We are no different from the very earliest of Christians. They in their wisdom sought to radically make a shift in their living arrangements with God and chose intentionally to observe special seasons and days of devotion. They would repentent and fast. They would invite new members into the faith and join with them in renewing their lives in Christ. Those who had fallen away were given the opportunity to come home and be restored into the community of the faithful. Through this individual work the whole community was reinvigorated for the work of the Gospel and their mission of grace.
Lent is the time of the Christian year when we take upon ourselves the disciplines of the church so that we may overcome our innate tendancies to shut ourselves off from the God who claims us. It is a time when we fast and when we pray intentionally. We engage in repentance, which truly means a turning from the path that takes us away from the Lord's embrace into the arms of God's friendship.
I hope you will intentionally mark your calendar for Ash Wednesday, February 25th. Find a service of the imposition of ashes to attend. I invite you to make this a holy and life changing season. Try daily prayer again, fast on Fridays, change your life and habits that they may draw you closer to the tabernacled Word which is dwelling in your heart. Read and listen to scripture so that you may know how to be in the world and how you are to be a part of changing the world with Christ.
Take intentional and deliberate steps towards your Lord and Savior. Grow in communion with God and all those within his faithful community.
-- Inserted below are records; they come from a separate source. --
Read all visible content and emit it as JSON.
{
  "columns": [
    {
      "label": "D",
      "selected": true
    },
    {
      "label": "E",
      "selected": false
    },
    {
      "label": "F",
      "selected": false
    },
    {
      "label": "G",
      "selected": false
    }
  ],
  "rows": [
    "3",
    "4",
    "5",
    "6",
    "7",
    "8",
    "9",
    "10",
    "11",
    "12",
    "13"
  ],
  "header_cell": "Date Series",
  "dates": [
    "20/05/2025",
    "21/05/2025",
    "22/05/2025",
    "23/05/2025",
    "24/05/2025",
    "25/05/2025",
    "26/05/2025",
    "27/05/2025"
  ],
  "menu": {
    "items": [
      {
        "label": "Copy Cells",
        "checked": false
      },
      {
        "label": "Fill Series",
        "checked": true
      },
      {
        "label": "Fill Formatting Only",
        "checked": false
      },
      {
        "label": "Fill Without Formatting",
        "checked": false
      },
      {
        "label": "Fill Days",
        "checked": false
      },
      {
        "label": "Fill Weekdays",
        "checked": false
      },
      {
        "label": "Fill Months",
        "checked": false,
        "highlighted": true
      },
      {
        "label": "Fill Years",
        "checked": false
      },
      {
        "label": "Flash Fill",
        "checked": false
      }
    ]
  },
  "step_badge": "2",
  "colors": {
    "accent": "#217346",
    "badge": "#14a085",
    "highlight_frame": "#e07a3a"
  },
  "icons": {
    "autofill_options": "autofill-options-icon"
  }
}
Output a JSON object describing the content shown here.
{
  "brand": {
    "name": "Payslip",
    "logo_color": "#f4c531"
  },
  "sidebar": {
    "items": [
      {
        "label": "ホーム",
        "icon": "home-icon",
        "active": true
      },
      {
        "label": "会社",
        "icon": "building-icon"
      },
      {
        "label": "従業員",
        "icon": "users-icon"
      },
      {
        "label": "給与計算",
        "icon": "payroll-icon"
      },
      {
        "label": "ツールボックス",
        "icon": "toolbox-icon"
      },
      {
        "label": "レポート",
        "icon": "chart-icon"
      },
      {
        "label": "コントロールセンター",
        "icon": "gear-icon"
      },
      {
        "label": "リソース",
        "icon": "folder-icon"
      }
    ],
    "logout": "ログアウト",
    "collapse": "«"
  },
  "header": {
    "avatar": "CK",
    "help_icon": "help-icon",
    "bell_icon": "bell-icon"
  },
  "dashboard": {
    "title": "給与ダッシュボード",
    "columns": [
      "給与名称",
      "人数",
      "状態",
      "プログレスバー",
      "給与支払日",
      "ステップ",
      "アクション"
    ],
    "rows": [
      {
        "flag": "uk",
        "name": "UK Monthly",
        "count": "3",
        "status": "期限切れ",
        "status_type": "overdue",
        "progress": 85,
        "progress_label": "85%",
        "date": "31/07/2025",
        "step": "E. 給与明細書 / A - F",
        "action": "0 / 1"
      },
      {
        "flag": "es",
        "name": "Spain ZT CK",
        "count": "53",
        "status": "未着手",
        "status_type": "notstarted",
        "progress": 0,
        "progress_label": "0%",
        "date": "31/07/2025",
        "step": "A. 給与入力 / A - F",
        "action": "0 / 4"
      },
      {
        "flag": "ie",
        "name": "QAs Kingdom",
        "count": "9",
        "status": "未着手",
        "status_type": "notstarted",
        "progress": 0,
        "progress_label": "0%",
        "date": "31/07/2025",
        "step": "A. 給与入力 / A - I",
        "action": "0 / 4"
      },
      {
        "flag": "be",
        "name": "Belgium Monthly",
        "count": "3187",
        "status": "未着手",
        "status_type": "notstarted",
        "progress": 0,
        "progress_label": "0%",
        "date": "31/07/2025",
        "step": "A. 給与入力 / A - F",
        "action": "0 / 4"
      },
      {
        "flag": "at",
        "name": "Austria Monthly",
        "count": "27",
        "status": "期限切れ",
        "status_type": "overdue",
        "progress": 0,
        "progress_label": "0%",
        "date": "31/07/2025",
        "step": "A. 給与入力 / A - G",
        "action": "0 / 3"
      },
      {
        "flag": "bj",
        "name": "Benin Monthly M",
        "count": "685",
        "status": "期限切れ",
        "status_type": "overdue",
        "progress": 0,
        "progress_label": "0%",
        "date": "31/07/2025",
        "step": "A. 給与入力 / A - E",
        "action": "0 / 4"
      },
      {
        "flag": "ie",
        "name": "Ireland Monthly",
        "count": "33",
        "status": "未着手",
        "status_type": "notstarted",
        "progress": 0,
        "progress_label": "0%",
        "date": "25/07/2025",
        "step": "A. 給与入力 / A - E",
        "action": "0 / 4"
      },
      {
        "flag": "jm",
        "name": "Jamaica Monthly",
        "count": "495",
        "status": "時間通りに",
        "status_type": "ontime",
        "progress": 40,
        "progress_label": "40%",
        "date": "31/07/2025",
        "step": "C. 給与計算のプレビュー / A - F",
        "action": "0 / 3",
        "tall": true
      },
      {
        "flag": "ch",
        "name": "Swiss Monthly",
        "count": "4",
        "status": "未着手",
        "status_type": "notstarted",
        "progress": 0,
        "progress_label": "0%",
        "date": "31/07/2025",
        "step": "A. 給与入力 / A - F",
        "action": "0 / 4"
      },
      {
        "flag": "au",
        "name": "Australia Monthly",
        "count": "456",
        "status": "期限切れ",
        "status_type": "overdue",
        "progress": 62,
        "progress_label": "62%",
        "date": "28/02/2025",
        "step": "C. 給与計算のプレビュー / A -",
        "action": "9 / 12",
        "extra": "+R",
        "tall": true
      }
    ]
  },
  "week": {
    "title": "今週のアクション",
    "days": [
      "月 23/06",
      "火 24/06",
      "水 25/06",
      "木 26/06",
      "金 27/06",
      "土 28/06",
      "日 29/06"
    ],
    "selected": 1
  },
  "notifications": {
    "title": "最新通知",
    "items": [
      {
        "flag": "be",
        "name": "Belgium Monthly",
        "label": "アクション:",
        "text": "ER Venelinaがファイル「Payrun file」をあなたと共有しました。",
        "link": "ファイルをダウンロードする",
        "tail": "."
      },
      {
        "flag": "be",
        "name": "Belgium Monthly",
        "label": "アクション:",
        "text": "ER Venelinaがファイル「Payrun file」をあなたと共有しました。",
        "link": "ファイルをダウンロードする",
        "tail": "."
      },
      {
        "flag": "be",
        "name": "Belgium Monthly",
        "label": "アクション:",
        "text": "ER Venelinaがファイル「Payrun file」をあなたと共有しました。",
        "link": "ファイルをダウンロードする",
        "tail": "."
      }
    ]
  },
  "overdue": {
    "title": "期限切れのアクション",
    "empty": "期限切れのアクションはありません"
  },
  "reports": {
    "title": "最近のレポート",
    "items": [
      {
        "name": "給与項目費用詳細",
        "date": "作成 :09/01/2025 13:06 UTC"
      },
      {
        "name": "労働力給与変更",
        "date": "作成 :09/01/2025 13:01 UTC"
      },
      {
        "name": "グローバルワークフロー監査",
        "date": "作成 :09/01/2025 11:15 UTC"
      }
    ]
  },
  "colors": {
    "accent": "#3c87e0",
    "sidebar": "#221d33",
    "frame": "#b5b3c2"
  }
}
Discover God's friendship with you and be transformed by his Grace.
- "Christianity is not a theory or speculation, but a life; not a philosophy of life, but a life and a living process." Samuel Taylor Coleridge
- "Most people are willing to take the Sermon on the Mount as a flag to sail under, but few will use it as a rudder by which to steer." Oliver Wendell Holmes
- "Perfection, in a Christian sense, means becoming mature enough to give ourselves to others." Kathleen Norris
- "Do all the good you can, by all the means you can, in all the ways you can, in all the places you can, at all the times you can, to all the people you can, as long as ever you can." John Wesley
- "The Christian ideal has not been tried and found wanting; it has been found difficult and left untried." G. K. Chesterton
- "One of our great allies at present is the Church itself. Do not misunderstand me. I do not mean the Church as we see her spread out through all time and space and rooted in eternity, terrible as an army with banners. That, I confess, is a spectacle which makes our boldest tempters uneasy. But fortunately it is quite invisible to these humans." C. S. Lewis
- "When we say, 'I love Jesus, but I hate the Church,' we end up losing not only the Church but Jesus too. The challenge is to forgive the Church. This challenge is especially great because the church seldom asks us for forgiveness." Henri Nouwen, Bread for the Journey
- "Christians are hard to tolerate; I don't know how Jesus does it." Bono
- "It's too easy to get caught in our little church subcultures, and the result is that the only younger people we might know are Christians who are already inside the church." Dan Kimball